_About this task_
Do any lines in the data below contain "county"? If so, copy every one of them.
***** Extracted information
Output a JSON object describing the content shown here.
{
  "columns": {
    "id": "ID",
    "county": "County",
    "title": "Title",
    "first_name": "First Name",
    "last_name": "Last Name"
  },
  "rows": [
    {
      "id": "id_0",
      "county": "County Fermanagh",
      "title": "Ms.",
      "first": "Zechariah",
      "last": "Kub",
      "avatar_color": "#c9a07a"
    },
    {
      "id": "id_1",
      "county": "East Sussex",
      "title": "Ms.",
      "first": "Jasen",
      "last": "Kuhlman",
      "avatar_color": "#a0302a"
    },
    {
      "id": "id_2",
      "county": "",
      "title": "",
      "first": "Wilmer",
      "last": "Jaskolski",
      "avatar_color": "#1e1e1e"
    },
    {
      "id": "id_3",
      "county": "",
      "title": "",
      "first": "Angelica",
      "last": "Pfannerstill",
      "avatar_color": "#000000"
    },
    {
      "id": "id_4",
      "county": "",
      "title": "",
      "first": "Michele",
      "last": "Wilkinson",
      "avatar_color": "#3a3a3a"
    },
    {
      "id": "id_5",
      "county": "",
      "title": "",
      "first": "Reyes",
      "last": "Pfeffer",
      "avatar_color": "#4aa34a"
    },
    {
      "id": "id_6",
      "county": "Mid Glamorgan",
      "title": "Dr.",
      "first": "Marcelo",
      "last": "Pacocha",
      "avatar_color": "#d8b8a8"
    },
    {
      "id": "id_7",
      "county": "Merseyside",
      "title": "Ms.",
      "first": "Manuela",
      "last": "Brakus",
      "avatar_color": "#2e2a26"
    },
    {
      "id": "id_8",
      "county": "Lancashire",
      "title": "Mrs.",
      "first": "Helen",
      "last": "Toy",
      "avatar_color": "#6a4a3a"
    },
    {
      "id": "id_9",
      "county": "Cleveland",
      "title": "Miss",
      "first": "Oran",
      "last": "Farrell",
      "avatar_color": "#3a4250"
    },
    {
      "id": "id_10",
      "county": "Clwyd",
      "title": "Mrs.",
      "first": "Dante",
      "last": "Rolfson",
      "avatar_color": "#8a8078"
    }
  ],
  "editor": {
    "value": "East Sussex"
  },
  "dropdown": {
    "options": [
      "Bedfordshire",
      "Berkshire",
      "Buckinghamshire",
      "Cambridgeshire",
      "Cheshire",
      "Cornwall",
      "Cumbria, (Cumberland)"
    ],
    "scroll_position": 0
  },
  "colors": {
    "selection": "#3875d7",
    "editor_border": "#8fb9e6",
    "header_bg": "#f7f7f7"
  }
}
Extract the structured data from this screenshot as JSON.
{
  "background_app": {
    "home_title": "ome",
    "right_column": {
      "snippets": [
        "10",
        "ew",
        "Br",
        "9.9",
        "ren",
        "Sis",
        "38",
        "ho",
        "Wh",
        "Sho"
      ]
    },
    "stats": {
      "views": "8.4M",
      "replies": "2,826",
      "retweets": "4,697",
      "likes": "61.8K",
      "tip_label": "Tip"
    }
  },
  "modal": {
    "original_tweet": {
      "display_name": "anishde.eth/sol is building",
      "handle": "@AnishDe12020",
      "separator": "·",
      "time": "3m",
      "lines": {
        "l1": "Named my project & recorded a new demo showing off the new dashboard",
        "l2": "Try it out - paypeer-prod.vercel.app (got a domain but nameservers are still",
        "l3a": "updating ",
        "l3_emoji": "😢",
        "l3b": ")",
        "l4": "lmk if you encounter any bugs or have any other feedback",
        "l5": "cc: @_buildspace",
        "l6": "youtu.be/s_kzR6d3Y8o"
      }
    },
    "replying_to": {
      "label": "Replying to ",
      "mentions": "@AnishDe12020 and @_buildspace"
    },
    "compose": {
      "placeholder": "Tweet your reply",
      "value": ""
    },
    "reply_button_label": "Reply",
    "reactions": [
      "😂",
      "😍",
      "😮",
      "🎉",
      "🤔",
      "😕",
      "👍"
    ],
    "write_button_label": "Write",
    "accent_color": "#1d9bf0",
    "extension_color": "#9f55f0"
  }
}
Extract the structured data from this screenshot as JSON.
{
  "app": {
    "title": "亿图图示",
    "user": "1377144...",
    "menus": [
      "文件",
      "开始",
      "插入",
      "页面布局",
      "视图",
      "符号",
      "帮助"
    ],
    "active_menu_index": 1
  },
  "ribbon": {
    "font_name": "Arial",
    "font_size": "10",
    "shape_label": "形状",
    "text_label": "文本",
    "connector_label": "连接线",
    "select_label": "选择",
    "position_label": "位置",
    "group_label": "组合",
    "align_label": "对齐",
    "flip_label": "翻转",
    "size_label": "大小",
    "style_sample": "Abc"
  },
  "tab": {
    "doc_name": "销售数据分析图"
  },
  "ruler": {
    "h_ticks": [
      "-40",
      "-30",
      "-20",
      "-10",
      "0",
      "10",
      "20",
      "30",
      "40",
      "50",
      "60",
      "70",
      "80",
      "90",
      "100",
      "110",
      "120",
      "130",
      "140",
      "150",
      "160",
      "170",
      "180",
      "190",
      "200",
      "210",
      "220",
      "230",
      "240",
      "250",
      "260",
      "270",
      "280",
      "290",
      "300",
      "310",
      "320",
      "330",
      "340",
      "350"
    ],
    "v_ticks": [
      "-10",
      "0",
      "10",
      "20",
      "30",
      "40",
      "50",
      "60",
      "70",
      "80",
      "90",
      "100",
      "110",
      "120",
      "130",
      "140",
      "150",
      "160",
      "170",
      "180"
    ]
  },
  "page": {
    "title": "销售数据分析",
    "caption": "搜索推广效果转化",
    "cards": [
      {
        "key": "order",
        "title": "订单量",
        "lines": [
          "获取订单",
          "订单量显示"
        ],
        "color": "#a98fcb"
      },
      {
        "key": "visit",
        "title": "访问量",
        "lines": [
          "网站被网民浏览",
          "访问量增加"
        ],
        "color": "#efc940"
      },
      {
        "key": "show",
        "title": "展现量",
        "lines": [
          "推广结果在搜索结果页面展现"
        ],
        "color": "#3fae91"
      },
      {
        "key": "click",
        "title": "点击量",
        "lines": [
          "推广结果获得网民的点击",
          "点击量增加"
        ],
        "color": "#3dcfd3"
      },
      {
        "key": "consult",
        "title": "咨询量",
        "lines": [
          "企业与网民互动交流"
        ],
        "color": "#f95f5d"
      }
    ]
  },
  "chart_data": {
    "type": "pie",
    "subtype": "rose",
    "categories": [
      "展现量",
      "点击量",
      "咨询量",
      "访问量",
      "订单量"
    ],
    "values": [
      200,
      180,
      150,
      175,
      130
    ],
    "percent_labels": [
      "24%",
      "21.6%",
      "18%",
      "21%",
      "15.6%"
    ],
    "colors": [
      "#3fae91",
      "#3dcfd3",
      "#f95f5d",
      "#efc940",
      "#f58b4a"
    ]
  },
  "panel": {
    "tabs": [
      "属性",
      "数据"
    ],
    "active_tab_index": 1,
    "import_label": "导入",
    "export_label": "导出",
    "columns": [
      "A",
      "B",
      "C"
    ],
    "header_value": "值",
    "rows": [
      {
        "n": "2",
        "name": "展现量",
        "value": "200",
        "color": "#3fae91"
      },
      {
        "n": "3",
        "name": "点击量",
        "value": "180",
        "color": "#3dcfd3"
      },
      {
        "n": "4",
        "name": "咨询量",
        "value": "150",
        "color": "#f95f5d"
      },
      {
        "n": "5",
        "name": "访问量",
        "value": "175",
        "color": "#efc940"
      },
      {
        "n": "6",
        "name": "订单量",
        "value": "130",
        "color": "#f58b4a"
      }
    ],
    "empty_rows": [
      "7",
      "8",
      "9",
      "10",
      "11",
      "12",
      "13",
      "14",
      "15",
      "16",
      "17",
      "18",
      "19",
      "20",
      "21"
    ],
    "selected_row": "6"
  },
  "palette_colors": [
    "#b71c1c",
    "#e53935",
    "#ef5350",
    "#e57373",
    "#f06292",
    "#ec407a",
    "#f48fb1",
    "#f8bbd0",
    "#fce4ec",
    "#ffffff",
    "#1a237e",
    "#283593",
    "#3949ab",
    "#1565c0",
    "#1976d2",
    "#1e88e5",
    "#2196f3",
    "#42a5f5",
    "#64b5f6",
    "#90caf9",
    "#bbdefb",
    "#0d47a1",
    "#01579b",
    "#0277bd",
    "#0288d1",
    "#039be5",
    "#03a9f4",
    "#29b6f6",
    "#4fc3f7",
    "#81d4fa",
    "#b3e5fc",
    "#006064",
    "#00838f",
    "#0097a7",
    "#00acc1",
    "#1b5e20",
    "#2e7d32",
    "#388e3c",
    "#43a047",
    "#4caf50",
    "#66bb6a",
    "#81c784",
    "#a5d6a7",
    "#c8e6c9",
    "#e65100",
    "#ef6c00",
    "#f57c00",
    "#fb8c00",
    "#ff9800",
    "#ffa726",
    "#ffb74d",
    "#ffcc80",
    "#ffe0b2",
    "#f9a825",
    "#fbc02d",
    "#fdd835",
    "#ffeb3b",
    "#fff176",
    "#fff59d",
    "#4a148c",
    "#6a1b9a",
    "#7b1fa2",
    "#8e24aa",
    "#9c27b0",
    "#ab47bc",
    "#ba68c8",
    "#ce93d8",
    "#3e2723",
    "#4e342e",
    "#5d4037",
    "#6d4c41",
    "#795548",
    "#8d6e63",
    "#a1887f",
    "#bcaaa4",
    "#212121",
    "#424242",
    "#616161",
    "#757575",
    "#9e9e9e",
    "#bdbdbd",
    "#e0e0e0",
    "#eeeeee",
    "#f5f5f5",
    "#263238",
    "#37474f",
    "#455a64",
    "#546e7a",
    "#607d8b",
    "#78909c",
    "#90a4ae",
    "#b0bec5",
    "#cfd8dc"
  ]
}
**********
_Result of the exercise_
    "county": "County",
      "county": "County Fermanagh",
      "county": "East Sussex",
      "county": "",
      "county": "",
      "county": "",
      "county": "",
      "county": "Mid Glamorgan",
      "county": "Merseyside",
      "county": "Lancashire",
      "county": "Cleveland",
      "county": "Clwyd",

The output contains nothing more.